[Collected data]

- Opening Delimiter -

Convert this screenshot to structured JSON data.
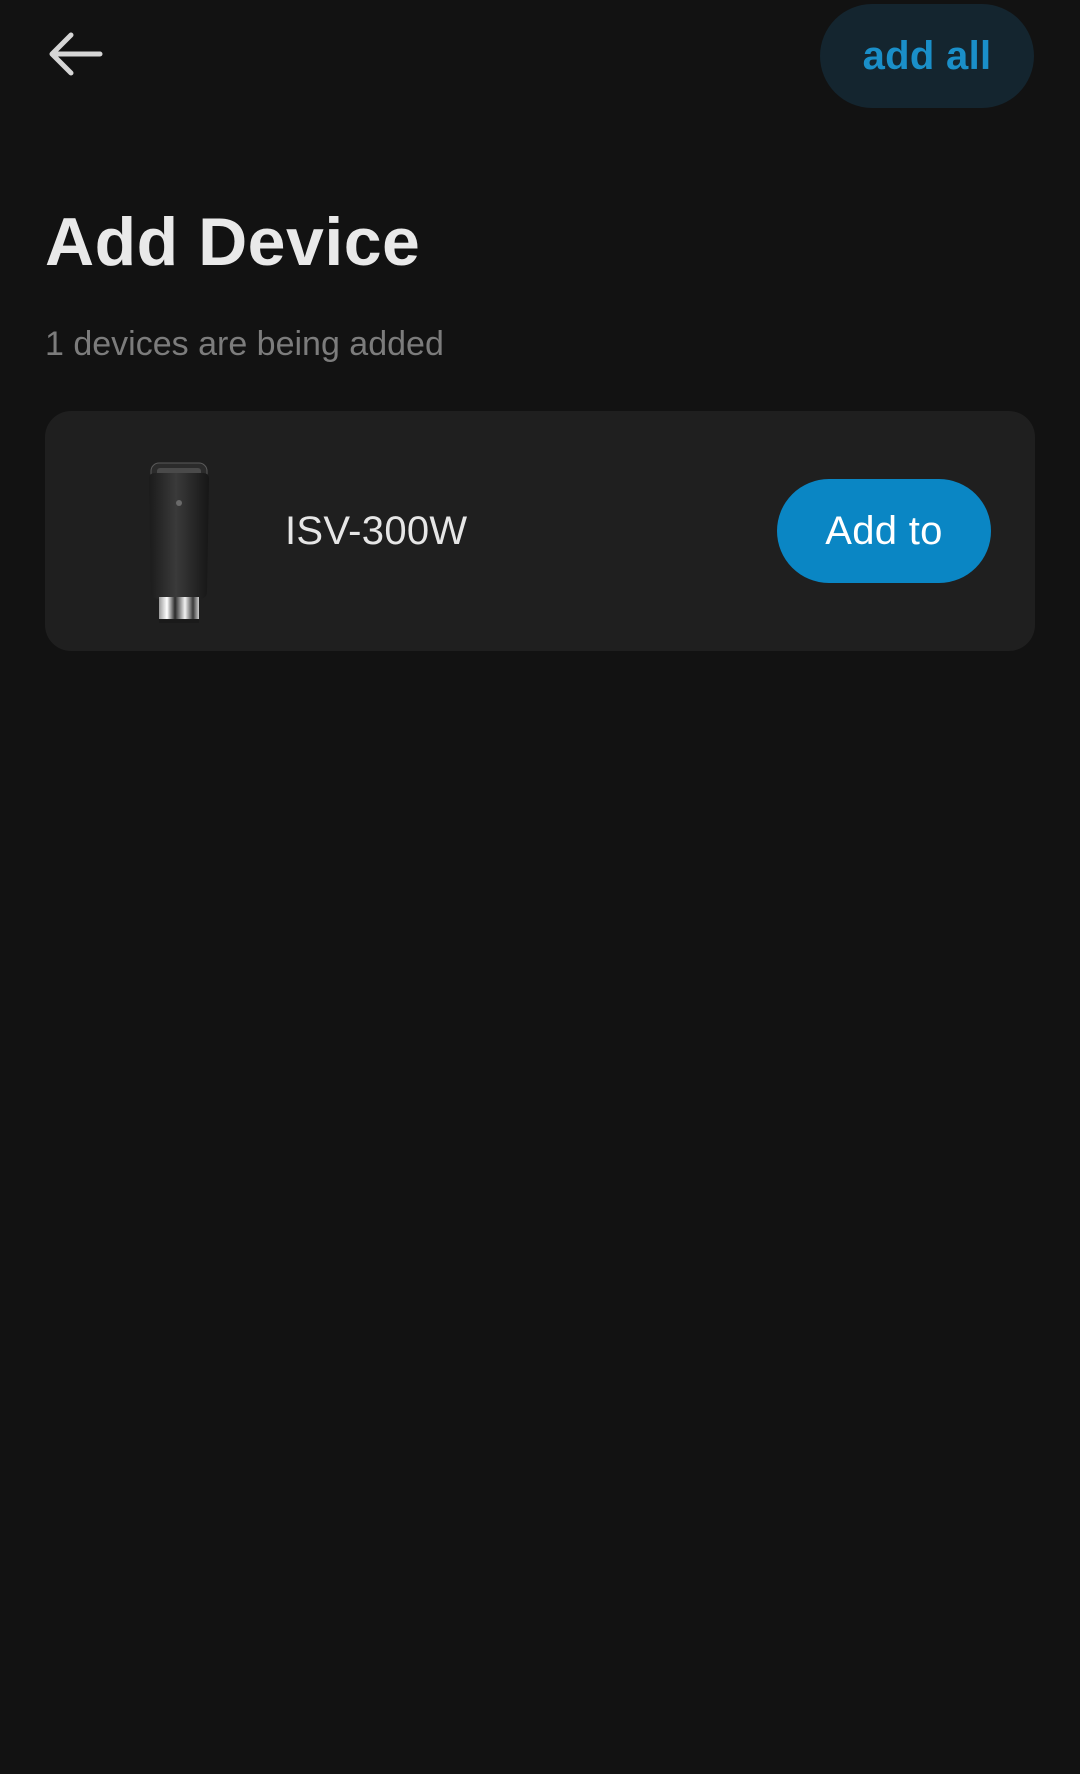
{
  "header": {
    "back_icon": "arrow-left-icon",
    "add_all_label": "add all"
  },
  "page": {
    "title": "Add Device",
    "subtitle": "1 devices are being added"
  },
  "devices": [
    {
      "name": "ISV-300W",
      "image_icon": "sous-vide-device-image",
      "action_label": "Add to"
    }
  ],
  "colors": {
    "background": "#121212",
    "card": "#1f1f1f",
    "accent": "#0a86c4",
    "add_all_bg": "#14252f",
    "add_all_text": "#1a8fc9",
    "subtitle": "#7c7c7c"
  }
}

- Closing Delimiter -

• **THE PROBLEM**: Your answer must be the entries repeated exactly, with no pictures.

• **RESPONSE**:
Convert this screenshot to structured JSON data.
{
  "header": {
    "back_icon": "arrow-left-icon",
    "add_all_label": "add all"
  },
  "page": {
    "title": "Add Device",
    "subtitle": "1 devices are being added"
  },
  "devices": [
    {
      "name": "ISV-300W",
      "image_icon": "sous-vide-device-image",
      "action_label": "Add to"
    }
  ],
  "colors": {
    "background": "#121212",
    "card": "#1f1f1f",
    "accent": "#0a86c4",
    "add_all_bg": "#14252f",
    "add_all_text": "#1a8fc9",
    "subtitle": "#7c7c7c"
  }
}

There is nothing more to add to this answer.